maintained, improved, or worsened. BBL says it is time to redesign MA -to
achieve better health outcomes at a dramatically reduced rate of
expenditure growth. To a question about seeking the waiver from federal
regulations regarding Medicaid-and whether Minnesota should instead
redesign the system itself-Vargas commented that the issue has been
politicized too much, so she is not sure the foundations would be involved
Even so, "Just think
if we could move from talking about unfunded mandates, to talking about
un-mandating funds. It is possible-Rhode Island has an effort working on
the initiative in the design of Minnesota's health exchange.
Every state by 2014
must create health care exchanges. Each state is given a tremendous range
of opportunity to choose how they design it.
"A health care
exchange is a market," Nelson said. "One way to think about it, a
Minnesota way, is as a farmer's market where you come to a common site to
see many options for purchase. Another way is to view an exchange is as an
opportunity for the leverage it provides: for each group that comes in to
provide service you can demand results on performance. The health
insurers, plans, and providers will have influence in how the exchange is
designed, but we have the opportunity to build in the kind of incentives
that will ultimately lower overall costs."
Nelson added, "The
health exchanges need design work now. Even though 2014 sounds far away,
it's right around the corner."
Address health tax expenditures.
"There's one thing in
the BBL report that can be done right now, for this biennium's budget,"
Nelson said, "and that's the elimination or capping of the health
insurance tax 'expenditure' or exclusion. This "tax expenditure" is the
exclusion of employer-paid health insurance premiums from an employee's
taxable income. This part of an employee's overall compensation is not
currently taxed. Minnesota could lead the way by placing a cap on the
amount of this benefit that is tax exempt in Minnesota, or by eliminating
the exemption entirely.
If the purpose of this
tax expenditure was to encourage employers to purchase insurance as part
of a compensation package for employees, she argued, the evidence doesn't
support that it has been effective. And if the purpose was to help
low-income people, the evidence doesn't support that either.
If this exemption were
eliminated, Nelson said, it would save approximately $1 billion per year

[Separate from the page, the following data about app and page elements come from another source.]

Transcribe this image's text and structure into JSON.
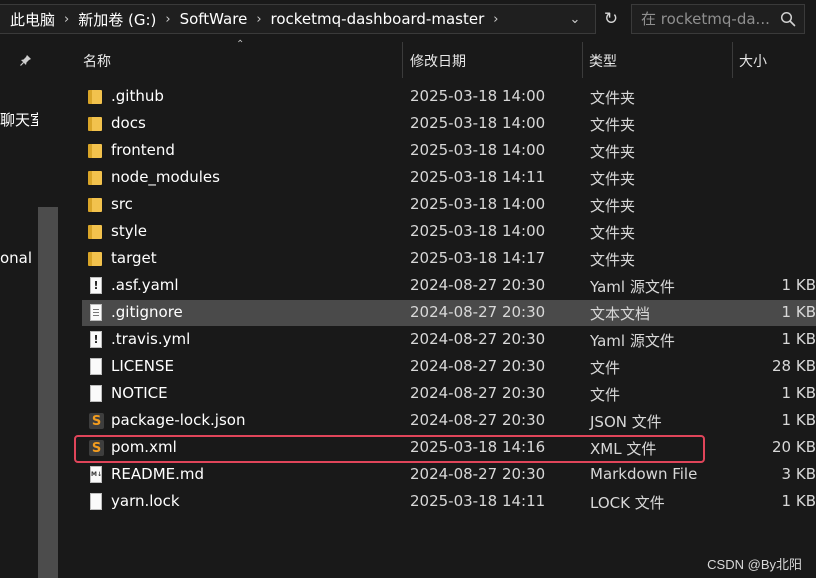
{
  "address": {
    "crumbs": [
      "此电脑",
      "新加卷 (G:)",
      "SoftWare",
      "rocketmq-dashboard-master"
    ],
    "separator": "›",
    "dropdown": "⌄",
    "refresh": "↻"
  },
  "search": {
    "placeholder": "在 rocketmq-da..."
  },
  "nav": {
    "pin": "📌",
    "frag1": "聊天室",
    "frag2": "onal"
  },
  "columns": {
    "name": "名称",
    "date": "修改日期",
    "type": "类型",
    "size": "大小",
    "sort_arrow": "⌃"
  },
  "files": [
    {
      "name": ".github",
      "date": "2025-03-18 14:00",
      "type": "文件夹",
      "size": "",
      "icon": "folder-icon"
    },
    {
      "name": "docs",
      "date": "2025-03-18 14:00",
      "type": "文件夹",
      "size": "",
      "icon": "folder-icon"
    },
    {
      "name": "frontend",
      "date": "2025-03-18 14:00",
      "type": "文件夹",
      "size": "",
      "icon": "folder-icon"
    },
    {
      "name": "node_modules",
      "date": "2025-03-18 14:11",
      "type": "文件夹",
      "size": "",
      "icon": "folder-icon"
    },
    {
      "name": "src",
      "date": "2025-03-18 14:00",
      "type": "文件夹",
      "size": "",
      "icon": "folder-icon"
    },
    {
      "name": "style",
      "date": "2025-03-18 14:00",
      "type": "文件夹",
      "size": "",
      "icon": "folder-icon"
    },
    {
      "name": "target",
      "date": "2025-03-18 14:17",
      "type": "文件夹",
      "size": "",
      "icon": "folder-icon"
    },
    {
      "name": ".asf.yaml",
      "date": "2024-08-27 20:30",
      "type": "Yaml 源文件",
      "size": "1 KB",
      "icon": "yaml-file-icon"
    },
    {
      "name": ".gitignore",
      "date": "2024-08-27 20:30",
      "type": "文本文档",
      "size": "1 KB",
      "icon": "text-file-icon"
    },
    {
      "name": ".travis.yml",
      "date": "2024-08-27 20:30",
      "type": "Yaml 源文件",
      "size": "1 KB",
      "icon": "yaml-file-icon"
    },
    {
      "name": "LICENSE",
      "date": "2024-08-27 20:30",
      "type": "文件",
      "size": "28 KB",
      "icon": "file-icon"
    },
    {
      "name": "NOTICE",
      "date": "2024-08-27 20:30",
      "type": "文件",
      "size": "1 KB",
      "icon": "file-icon"
    },
    {
      "name": "package-lock.json",
      "date": "2024-08-27 20:30",
      "type": "JSON 文件",
      "size": "1 KB",
      "icon": "sublime-file-icon"
    },
    {
      "name": "pom.xml",
      "date": "2025-03-18 14:16",
      "type": "XML 文件",
      "size": "20 KB",
      "icon": "sublime-file-icon"
    },
    {
      "name": "README.md",
      "date": "2024-08-27 20:30",
      "type": "Markdown File",
      "size": "3 KB",
      "icon": "markdown-file-icon"
    },
    {
      "name": "yarn.lock",
      "date": "2025-03-18 14:11",
      "type": "LOCK 文件",
      "size": "1 KB",
      "icon": "file-icon"
    }
  ],
  "selected_file": ".gitignore",
  "highlighted_file": "pom.xml",
  "watermark": "CSDN @By北阳",
  "colors": {
    "background": "#191919",
    "selection": "#4a4a4a",
    "highlight_border": "#e0455a",
    "folder": "#f2c24d"
  }
}
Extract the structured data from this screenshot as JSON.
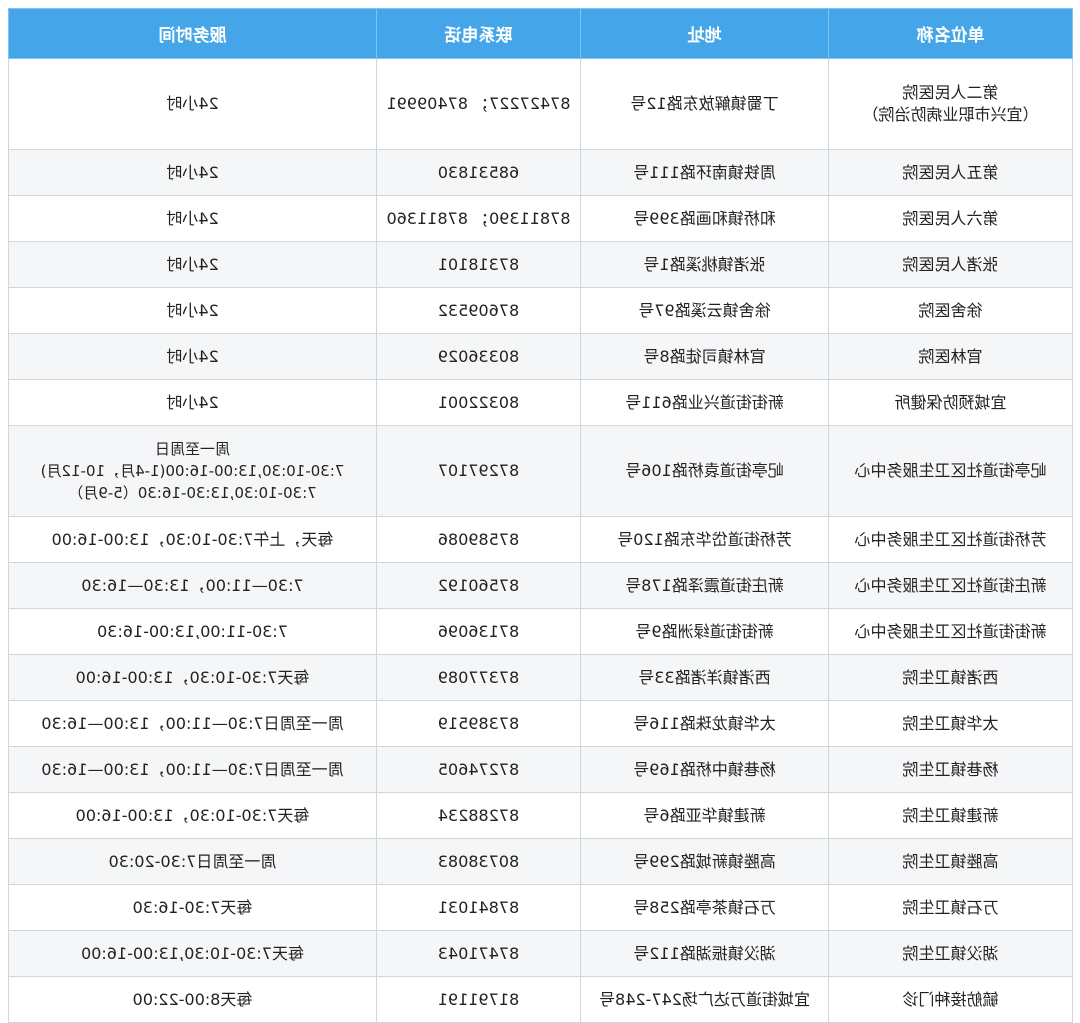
{
  "header": {
    "hours": "服务时间",
    "phone": "联系电话",
    "address": "地址",
    "name": "单位名称"
  },
  "rows": [
    {
      "hours": "24小时",
      "phone": "87427227； 87409991",
      "address": "丁蜀镇解放东路12号",
      "name": "第二人民医院\n（宜兴市职业病防治院）"
    },
    {
      "hours": "24小时",
      "phone": "68531830",
      "address": "周铁镇南环路111号",
      "name": "第五人民医院"
    },
    {
      "hours": "24小时",
      "phone": "87811390； 87811360",
      "address": "和桥镇和画路399号",
      "name": "第六人民医院"
    },
    {
      "hours": "24小时",
      "phone": "87318101",
      "address": "张渚镇桃溪路1号",
      "name": "张渚人民医院"
    },
    {
      "hours": "24小时",
      "phone": "87609532",
      "address": "徐舍镇云溪路97号",
      "name": "徐舍医院"
    },
    {
      "hours": "24小时",
      "phone": "80336029",
      "address": "官林镇司徒路8号",
      "name": "官林医院"
    },
    {
      "hours": "24小时",
      "phone": "80322001",
      "address": "新街街道兴业路611号",
      "name": "宜城预防保健所"
    },
    {
      "hours": "周一至周日\n7:30-10:30,13:00-16:00(1-4月，10-12月)\n7:30-10:30,13:30-16:30（5-9月）",
      "phone": "87297107",
      "address": "屺亭街道袁桥路106号",
      "name": "屺亭街道社区卫生服务中心"
    },
    {
      "hours": "每天，上午7:30-10:30，13:00-16:00",
      "phone": "87589086",
      "address": "芳桥街道岱华东路120号",
      "name": "芳桥街道社区卫生服务中心"
    },
    {
      "hours": "7:30—11:00，13:30—16:30",
      "phone": "87560192",
      "address": "新庄街道震泽路178号",
      "name": "新庄街道社区卫生服务中心"
    },
    {
      "hours": "7:30-11:00,13:00-16:30",
      "phone": "87136096",
      "address": "新街街道绿洲路9号",
      "name": "新街街道社区卫生服务中心"
    },
    {
      "hours": "每天7:30-10:30，13:00-16:00",
      "phone": "87377089",
      "address": "西渚镇洋渚路33号",
      "name": "西渚镇卫生院"
    },
    {
      "hours": "周一至周日7:30—11:00，13:00—16:30",
      "phone": "87389519",
      "address": "太华镇龙珠路116号",
      "name": "太华镇卫生院"
    },
    {
      "hours": "周一至周日7:30—11:00，13:00—16:30",
      "phone": "87274605",
      "address": "杨巷镇中桥路169号",
      "name": "杨巷镇卫生院"
    },
    {
      "hours": "每天7:30-10:30，13:00-16:00",
      "phone": "87288234",
      "address": "新建镇华亚路6号",
      "name": "新建镇卫生院"
    },
    {
      "hours": "周一至周日7:30-20:30",
      "phone": "80738083",
      "address": "高塍镇新城路299号",
      "name": "高塍镇卫生院"
    },
    {
      "hours": "每天7:30-16:30",
      "phone": "87841031",
      "address": "万石镇茶亭路258号",
      "name": "万石镇卫生院"
    },
    {
      "hours": "每天7:30-10:30,13:00-16:00",
      "phone": "87471043",
      "address": "湖㳇镇振湖路112号",
      "name": "湖㳇镇卫生院"
    },
    {
      "hours": "每天8:00-22:00",
      "phone": "81791191",
      "address": "宜城街道万达广场247-248号",
      "name": "毓舫接种门诊"
    }
  ]
}
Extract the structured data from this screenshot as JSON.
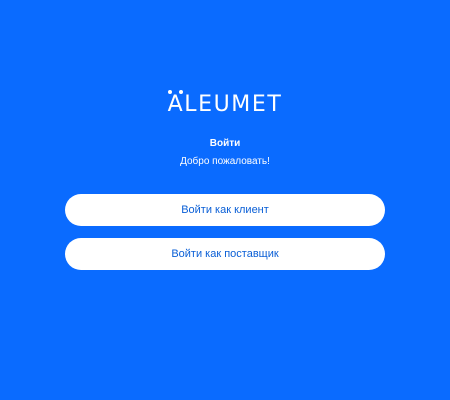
{
  "logo": {
    "first_letter": "A",
    "rest": "LEUMET"
  },
  "login": {
    "title": "Войти",
    "subtitle": "Добро пожаловать!",
    "client_button": "Войти как клиент",
    "supplier_button": "Войти как поставщик"
  },
  "colors": {
    "background": "#0a6bff",
    "button_bg": "#ffffff",
    "button_text": "#0a5fd6"
  }
}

in otherwise foregone state taxes. With this change the value of the
non-exempt employer contribution would be treated as taxable income for
Once that income is
taxed, a participant asked, do the corporations continue to buy the health
care for their employees?
"That will be a
question," Nelson replied. "But, for employers, there would be no reason
to drop or add health care due to this change. There will be many new
questions that come up-it hasn't really been fully debated."
Is there any other
state leading on this kind of change? "No, I have looked around. Several
recent Federal budget task forces have called for exactly this. But no
one else at the state level has done it, to my knowledge."
One important result
of this change would be to expose the true cost of health care to
consumers and put greater pressure on providers and consumers to contain
costs. Tax expenditures do not receive the same kind of scrutiny as other
areas of spending, and they often cover up the true costs of services.
Removing this exemption would help Minnesotans understand the full per
capita "bite" that health care takes.
We need to ask what
vision we have for the state, Nelson said, and work to innovate toward
that. The Bottom Line and Beyond the Bottom Line were intended to start
conversations, and to provide opportunities for action. But there is much
more work that can be done, she insisted.
Beyond the Bottom Line
contains additional ideas, including some that would embed redesign as a
practice into our public systems. Some ideas are brand new; several have
been contemplated before; none has been completed. At its core, each
intends to offer hope that even in this fiscal challenge can still
come better ways to meet the needs of Minnesotans. Even if not these
specific ideas, we'd love the civic caucus to say: "We need
more ideas like these. We're signing up for redesign."
Thank you to both
Nelson and Vargas for the visit.